*Work instruction:* Sort through the entries below and pull out lines containing the word "Learniz".

--

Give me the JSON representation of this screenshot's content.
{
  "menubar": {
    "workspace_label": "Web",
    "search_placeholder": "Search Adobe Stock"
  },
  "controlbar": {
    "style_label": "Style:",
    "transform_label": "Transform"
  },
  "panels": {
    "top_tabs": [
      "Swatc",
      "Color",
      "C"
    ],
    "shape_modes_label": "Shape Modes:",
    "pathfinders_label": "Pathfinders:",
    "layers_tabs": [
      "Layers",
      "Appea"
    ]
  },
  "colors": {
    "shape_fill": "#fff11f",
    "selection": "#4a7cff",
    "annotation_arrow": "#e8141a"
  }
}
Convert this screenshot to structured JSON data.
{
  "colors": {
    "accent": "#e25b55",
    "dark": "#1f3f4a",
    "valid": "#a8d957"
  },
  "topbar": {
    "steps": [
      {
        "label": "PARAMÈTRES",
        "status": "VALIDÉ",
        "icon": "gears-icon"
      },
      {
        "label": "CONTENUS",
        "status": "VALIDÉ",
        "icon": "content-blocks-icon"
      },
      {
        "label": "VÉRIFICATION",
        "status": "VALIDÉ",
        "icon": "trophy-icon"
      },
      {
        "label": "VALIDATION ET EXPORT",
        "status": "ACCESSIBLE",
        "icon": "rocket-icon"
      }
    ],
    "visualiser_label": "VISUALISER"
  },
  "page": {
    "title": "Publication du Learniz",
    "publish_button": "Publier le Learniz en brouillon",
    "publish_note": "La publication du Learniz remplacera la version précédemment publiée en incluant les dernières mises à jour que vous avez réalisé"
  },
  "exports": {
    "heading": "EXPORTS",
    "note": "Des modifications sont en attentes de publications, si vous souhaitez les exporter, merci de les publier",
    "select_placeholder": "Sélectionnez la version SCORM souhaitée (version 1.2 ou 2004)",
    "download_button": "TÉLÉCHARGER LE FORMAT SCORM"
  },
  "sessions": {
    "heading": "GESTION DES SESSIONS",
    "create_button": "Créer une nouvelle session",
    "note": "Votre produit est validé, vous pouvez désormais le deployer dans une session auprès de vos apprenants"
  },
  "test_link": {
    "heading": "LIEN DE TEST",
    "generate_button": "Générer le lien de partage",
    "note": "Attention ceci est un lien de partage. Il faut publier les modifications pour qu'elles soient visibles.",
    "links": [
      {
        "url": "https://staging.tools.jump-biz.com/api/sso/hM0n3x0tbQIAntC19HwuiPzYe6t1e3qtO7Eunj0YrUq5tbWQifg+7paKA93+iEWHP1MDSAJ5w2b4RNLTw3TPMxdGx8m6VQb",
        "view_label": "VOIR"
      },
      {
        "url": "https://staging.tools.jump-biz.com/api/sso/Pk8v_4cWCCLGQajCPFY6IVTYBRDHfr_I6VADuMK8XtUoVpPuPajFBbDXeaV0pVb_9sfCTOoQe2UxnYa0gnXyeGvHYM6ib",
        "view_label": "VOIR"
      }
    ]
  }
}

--

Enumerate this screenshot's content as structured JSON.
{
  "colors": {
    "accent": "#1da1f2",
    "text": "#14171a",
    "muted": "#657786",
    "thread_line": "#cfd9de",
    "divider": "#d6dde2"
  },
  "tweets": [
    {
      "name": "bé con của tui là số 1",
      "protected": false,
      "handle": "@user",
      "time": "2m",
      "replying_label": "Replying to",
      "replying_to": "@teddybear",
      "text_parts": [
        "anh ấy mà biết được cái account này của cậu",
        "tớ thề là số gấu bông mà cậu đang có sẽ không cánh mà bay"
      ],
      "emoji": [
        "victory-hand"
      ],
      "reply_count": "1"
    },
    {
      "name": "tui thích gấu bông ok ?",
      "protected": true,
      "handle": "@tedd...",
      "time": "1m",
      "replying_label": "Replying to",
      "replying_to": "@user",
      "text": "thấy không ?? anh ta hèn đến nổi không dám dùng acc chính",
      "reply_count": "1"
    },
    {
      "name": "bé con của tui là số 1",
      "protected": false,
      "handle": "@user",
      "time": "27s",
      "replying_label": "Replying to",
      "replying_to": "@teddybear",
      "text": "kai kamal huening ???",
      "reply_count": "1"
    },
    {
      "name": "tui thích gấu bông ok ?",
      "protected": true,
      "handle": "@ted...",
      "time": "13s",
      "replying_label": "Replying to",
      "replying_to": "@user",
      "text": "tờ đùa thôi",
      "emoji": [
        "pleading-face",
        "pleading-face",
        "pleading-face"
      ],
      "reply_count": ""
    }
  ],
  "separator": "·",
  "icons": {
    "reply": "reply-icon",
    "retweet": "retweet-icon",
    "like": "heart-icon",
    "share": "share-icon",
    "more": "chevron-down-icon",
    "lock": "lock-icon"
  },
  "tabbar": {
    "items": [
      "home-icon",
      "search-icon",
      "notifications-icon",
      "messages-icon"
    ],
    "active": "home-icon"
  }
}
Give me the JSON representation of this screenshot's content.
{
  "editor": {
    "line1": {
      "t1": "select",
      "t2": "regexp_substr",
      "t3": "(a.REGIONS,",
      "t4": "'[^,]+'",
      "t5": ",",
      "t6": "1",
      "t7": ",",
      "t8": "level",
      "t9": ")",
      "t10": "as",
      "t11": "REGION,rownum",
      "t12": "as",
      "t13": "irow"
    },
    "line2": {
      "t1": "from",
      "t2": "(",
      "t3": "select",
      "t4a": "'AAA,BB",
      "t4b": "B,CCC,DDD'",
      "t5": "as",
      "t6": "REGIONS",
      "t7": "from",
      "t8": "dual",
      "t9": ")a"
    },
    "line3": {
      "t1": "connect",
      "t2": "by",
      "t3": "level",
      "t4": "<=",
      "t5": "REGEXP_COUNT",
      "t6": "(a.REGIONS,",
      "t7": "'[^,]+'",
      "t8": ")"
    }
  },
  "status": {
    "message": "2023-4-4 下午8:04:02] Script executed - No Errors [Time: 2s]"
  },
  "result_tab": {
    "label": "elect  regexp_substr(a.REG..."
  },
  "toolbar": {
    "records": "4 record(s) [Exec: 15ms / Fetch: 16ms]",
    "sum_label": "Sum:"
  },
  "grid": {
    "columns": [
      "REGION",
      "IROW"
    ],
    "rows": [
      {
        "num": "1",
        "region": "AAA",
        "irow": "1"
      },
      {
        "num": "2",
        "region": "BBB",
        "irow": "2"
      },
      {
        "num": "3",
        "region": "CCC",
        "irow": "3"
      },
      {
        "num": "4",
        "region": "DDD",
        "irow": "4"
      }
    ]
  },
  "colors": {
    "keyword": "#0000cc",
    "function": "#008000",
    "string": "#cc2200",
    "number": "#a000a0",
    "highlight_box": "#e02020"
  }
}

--

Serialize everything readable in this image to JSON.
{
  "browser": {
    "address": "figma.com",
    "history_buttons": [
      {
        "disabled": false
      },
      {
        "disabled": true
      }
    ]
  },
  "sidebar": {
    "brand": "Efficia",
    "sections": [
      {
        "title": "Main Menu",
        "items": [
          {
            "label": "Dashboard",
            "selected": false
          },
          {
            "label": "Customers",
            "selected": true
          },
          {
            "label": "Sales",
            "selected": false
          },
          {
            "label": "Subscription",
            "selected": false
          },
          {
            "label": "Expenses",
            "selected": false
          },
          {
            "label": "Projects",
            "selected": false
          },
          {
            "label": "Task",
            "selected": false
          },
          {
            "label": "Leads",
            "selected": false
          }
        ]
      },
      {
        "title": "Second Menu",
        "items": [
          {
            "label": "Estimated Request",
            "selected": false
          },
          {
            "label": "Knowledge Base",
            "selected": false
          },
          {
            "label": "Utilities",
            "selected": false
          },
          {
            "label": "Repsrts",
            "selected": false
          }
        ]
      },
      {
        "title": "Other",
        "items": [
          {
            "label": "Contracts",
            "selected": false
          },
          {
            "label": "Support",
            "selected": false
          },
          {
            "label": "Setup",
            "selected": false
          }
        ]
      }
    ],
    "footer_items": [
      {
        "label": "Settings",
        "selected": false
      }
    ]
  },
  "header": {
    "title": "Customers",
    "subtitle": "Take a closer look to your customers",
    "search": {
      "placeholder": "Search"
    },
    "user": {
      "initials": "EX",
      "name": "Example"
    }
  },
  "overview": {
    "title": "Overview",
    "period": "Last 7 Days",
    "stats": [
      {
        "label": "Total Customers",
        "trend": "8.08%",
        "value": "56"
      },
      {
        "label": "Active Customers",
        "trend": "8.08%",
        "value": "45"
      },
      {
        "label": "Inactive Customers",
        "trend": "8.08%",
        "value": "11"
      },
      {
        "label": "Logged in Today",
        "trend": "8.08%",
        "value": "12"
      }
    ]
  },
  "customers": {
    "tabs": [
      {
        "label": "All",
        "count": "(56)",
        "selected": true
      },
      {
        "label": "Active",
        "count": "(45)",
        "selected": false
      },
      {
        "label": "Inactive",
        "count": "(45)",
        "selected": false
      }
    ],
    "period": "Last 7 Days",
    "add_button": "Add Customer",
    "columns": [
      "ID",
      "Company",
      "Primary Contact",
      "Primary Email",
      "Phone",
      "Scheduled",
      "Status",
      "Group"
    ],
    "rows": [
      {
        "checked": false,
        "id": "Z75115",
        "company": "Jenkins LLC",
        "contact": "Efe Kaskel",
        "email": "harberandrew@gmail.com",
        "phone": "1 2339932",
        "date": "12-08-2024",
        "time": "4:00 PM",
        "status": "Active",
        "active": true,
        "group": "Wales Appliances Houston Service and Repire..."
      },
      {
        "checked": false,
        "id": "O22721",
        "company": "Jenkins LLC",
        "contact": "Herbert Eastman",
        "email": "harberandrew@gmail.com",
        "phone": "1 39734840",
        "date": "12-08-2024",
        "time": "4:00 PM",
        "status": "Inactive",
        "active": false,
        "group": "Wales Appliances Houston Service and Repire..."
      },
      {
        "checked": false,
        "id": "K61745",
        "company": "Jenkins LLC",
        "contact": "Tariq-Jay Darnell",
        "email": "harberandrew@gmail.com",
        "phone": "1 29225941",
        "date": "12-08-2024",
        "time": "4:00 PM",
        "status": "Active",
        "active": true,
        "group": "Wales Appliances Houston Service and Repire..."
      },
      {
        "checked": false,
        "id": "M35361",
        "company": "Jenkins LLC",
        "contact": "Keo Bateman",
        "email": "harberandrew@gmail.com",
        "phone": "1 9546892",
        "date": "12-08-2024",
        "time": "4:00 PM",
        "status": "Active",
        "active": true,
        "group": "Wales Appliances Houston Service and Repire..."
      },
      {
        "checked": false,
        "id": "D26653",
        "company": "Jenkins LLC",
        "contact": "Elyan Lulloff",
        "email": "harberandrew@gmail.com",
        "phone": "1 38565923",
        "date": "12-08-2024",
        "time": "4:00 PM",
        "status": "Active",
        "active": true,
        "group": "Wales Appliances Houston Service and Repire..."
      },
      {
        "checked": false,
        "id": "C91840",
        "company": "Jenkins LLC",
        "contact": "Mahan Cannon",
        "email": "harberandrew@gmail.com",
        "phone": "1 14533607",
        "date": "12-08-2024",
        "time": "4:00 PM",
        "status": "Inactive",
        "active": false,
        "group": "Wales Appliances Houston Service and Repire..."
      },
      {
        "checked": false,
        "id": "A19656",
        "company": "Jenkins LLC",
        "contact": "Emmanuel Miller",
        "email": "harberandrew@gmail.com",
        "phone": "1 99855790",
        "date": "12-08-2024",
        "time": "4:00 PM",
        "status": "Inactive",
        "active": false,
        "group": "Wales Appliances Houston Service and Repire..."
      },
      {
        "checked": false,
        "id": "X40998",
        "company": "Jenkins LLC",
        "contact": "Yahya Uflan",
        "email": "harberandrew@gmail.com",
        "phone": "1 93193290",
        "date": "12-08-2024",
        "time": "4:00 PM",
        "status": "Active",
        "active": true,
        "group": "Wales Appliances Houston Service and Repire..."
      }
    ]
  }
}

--

*Output of the task:*
    "title": "Publication du Learniz",
    "publish_button": "Publier le Learniz en brouillon",
    "publish_note": "La publication du Learniz remplacera la version précédemment publiée en incluant les dernières mises à jour que vous avez réalisé"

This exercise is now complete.